Daniela Bezemer, Oliver Ratmann, Ard van Sighem, Bas E. Dutilh, Nuno Faria, Rob van den Hengel, Luuk Gras, Peter Reiss, Frank de Wolf, Christophe Fraser, ATHENA observational cohort *Research, HIV Monitoring Foundation, Amsterdam, Netherlands, Imperial College, London, United Kingdom, Centre for Molecular and Biomolecular Informatics, Nijmegen, Netherlands, University of Oxford, Oxford, United Kingdom
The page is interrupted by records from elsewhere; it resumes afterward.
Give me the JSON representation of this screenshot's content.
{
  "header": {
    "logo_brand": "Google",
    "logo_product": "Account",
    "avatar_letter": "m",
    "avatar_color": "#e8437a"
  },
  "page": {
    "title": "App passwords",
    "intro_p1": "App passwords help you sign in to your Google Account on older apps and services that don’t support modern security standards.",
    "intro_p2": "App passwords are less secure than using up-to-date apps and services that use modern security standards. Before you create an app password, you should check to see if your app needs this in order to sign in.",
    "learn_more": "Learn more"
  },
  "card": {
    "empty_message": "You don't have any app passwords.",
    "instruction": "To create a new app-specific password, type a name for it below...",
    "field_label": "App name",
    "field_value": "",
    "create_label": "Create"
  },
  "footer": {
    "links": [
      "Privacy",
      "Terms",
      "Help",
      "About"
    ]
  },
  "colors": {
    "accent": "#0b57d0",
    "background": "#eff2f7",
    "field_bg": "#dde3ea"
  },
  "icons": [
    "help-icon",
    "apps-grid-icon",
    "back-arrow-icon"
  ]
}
Background: The HIV-1 epidemic amongst men having sex with men (MSM) in the Netherlands has been shown to be resurgent despite the widespread use of effective combination antiretroviral therapy (cART). This epidemic is dominated by HIV-1 subtype B. In this study, using phylogenetic analysis of HIV-1 subtype B polymerase sequences, we identify the transmission networks that constitute the epidemic. Methodology: As of June 2011, the ATHENA database contained polymerase sequences from 5,852 subtype B infected patients in the Netherlands. For every sequence, the 10 most similar sequences were selected from the Los Alamos database and a phylogenetic tree was created of in total 8,320 unique sequences. Transmission networks were defined as clusters of sequences with a bootstrap value ≥90%, within the 5th percentile threshold of the wholetree patristic distance distribution including at least 10 patients in the ATHENA cohort. Results: Amongst the 5,852 patients, 4,288 (73%) were MSM registered in the Netherlands. We identified 106 different transmission networks which included 3,061 (52%) ATHENA sequences. 50% (2,128) of 4,288 HIV cases amongst MSM in the Netherlands and 380 of the ‘Los Alamos’ sequences were included in 91 MSM majority networks (≥50%). Strikingly, 64 (70%) of these 91 MSM transmission networks were already circulating before 1996, the year that cART became widely available. Of the total 3,507 sequences among MSM with diagnoses after 1996, 41% (1,436) were found in these 64 networks, and 89% (57) of these networks include patients with proof of infection after 1996. Only in three of the 64 networks no new cases were diagnosed after 2006. The people pertaining these three networks had a higher median age at the study end date; 51 years (IQR: 45-57) compared to 46 (IQR: 39-52) in the persisting networks. Further, 68 MSM were in 10 of non-MSM dominated networks, and 1,324 (31%) were in 550 smaller clusters. 768 (18%) sequences amongst MSM in the Netherlands could not be identified as belonging to a network (singletons). Of MSM in a network, 4% have probably been infected abroad (according to their own report), versus 10% in the smaller clusters and 19% of singletons. If we regard every cluster, network, or singleton as a new HIV introduction, this totals to 1,419 HIV-1 subtype B introductions amongst MSM. Roughly indicating that 33% of infections amongst MSM were imported, and that 6% of introductions amongst MSM in the Netherlands gave rise to a local network. Conclusions: The majority of the identified MSM-dominated transmission networks were already present before the introduction of cART and are still ongoing. Our analyses suggest that the resurgent epidemic is sustained by well-established networks, not brought to an end by the widespread use of cART.